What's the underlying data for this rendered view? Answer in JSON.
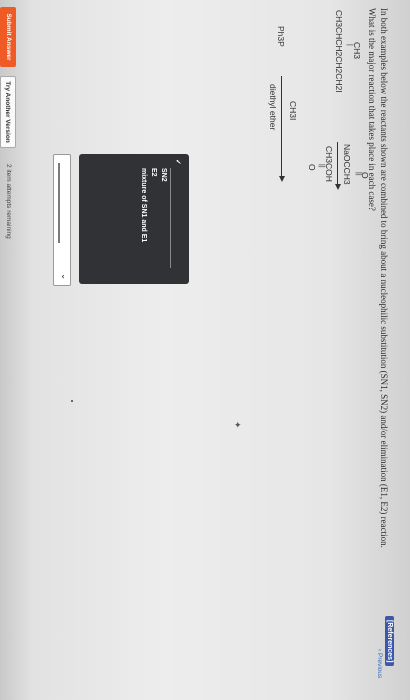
{
  "header": {
    "references_label": "[References]"
  },
  "question": {
    "line1": "In both examples below the reactants shown are combined to bring about a nucleophilic substitution (SN1, SN2) and/or elimination (E1, E2) reaction.",
    "line2": "What is the major reaction that takes place in each case?"
  },
  "reaction1": {
    "substrate_branch": "CH3",
    "substrate": "CH3CHCH2CH2CH2I",
    "reagent_top": "O",
    "reagent_bond": "||",
    "reagent": "NaOCCH3",
    "solvent": "CH3COH",
    "solvent_bond": "||",
    "solvent_bottom": "O"
  },
  "reaction2": {
    "substrate": "Ph3P",
    "reagent": "CH3I",
    "solvent": "diethyl ether"
  },
  "dropdown": {
    "check": "✓",
    "options": [
      "SN2",
      "E2",
      "mixture of SN1 and E1"
    ]
  },
  "select2": {
    "arrow": "⌄"
  },
  "actions": {
    "submit_label": "Submit Answer",
    "try_label": "Try Another Version",
    "attempts_text": "2 item attempts remaining"
  },
  "nav": {
    "previous_label": "Previous"
  }
}
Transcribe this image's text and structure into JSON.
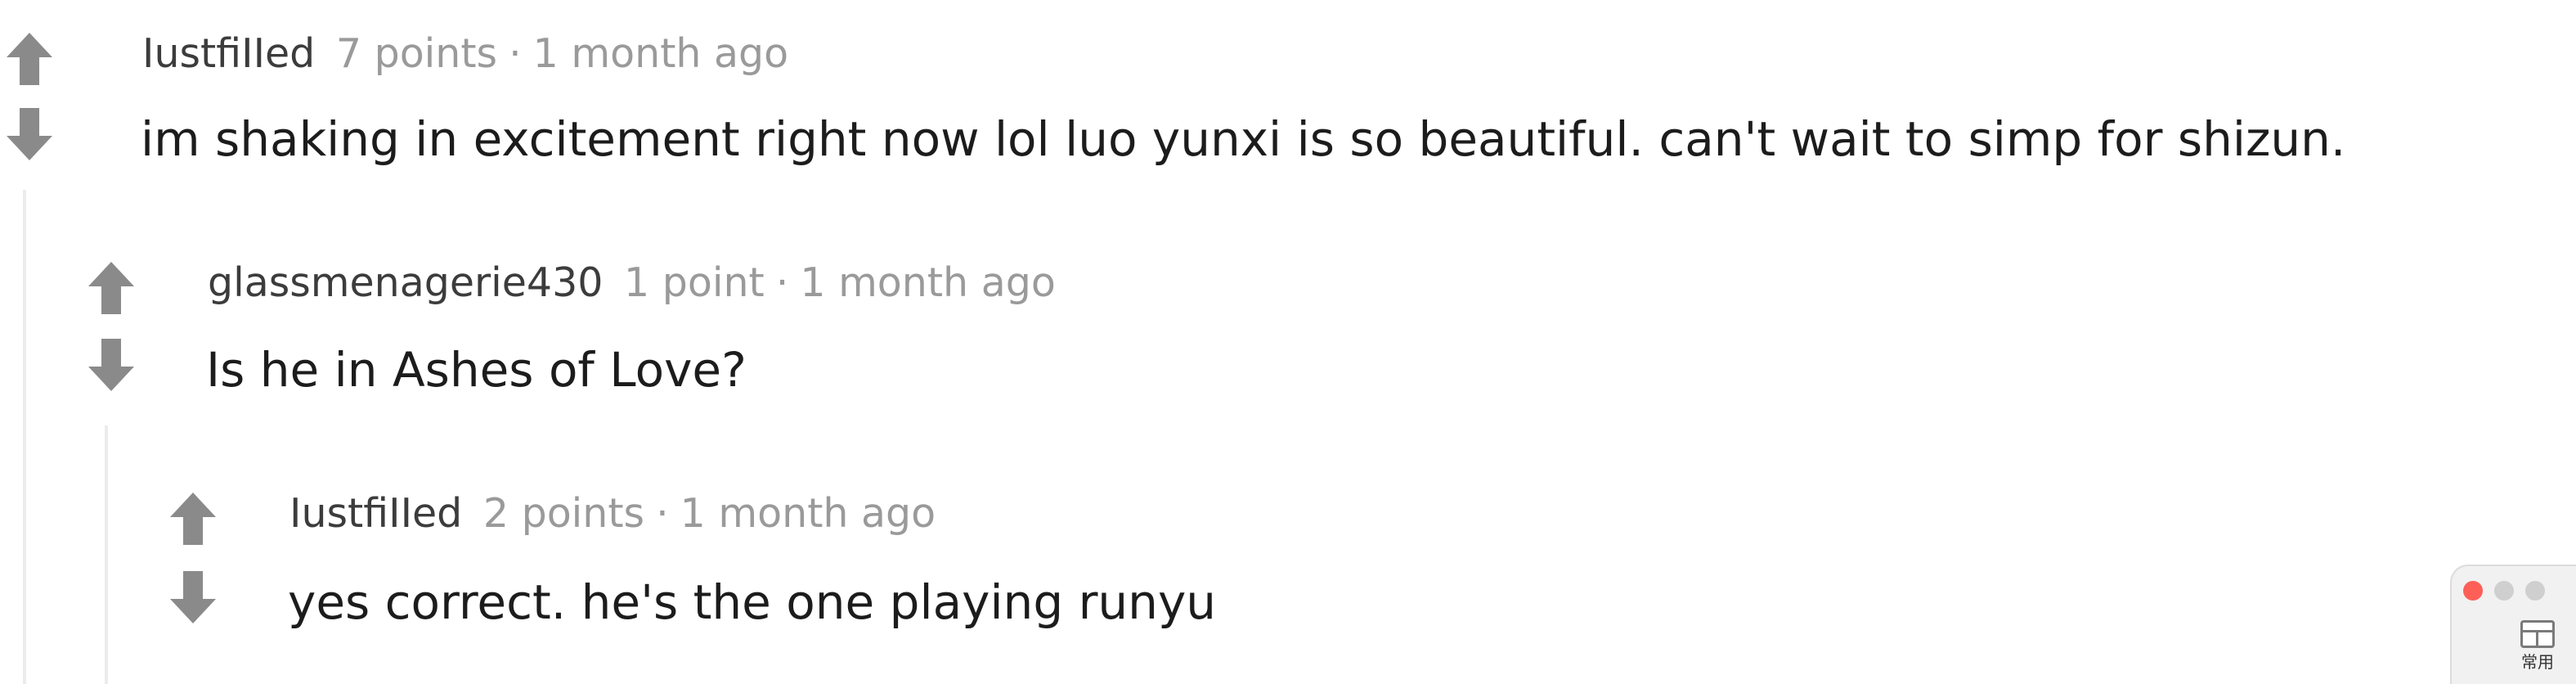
{
  "comments": [
    {
      "author": "IustfiIIed",
      "points": "7 points",
      "separator": "·",
      "time": "1 month ago",
      "body": "im shaking in excitement right now lol luo yunxi is so beautiful. can't wait to simp for shizun."
    },
    {
      "author": "glassmenagerie430",
      "points": "1 point",
      "separator": "·",
      "time": "1 month ago",
      "body": "Is he in Ashes of Love?"
    },
    {
      "author": "IustfiIIed",
      "points": "2 points",
      "separator": "·",
      "time": "1 month ago",
      "body": "yes correct. he's the one playing runyu"
    }
  ],
  "widget": {
    "label": "常用"
  },
  "colors": {
    "vote_arrow": "#8a8a8a",
    "meta_gray": "#9a9a9a",
    "thread_line": "#ececec",
    "close_dot": "#fe5f57"
  },
  "icons": {
    "upvote": "arrow-up-icon",
    "downvote": "arrow-down-icon",
    "widget": "window-icon"
  }
}
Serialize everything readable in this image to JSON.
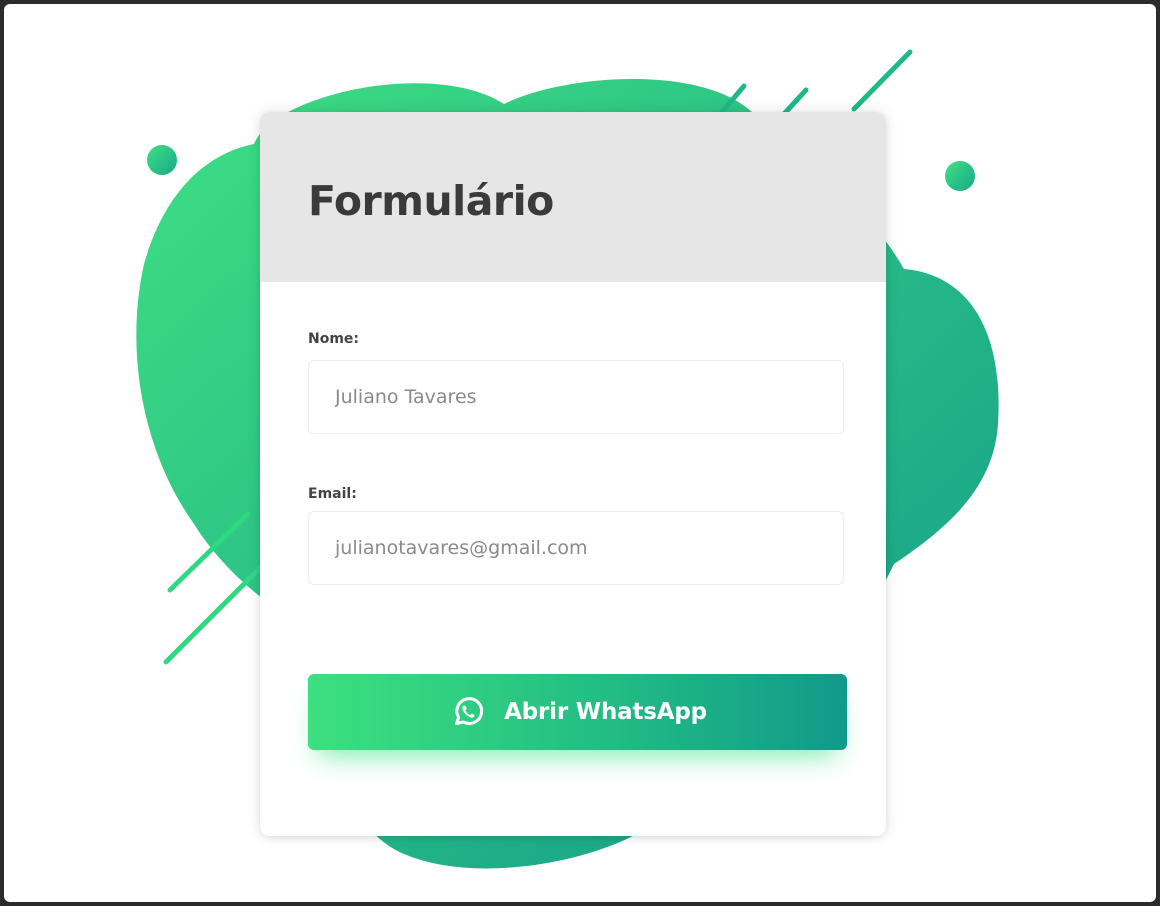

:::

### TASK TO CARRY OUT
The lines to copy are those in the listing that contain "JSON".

### WRITTEN RESPONSE
What's the underlying data for this rendered view? Answer in JSON.
Transcribe this image's text and structure into JSON.
Serialize everything readable in this image to JSON.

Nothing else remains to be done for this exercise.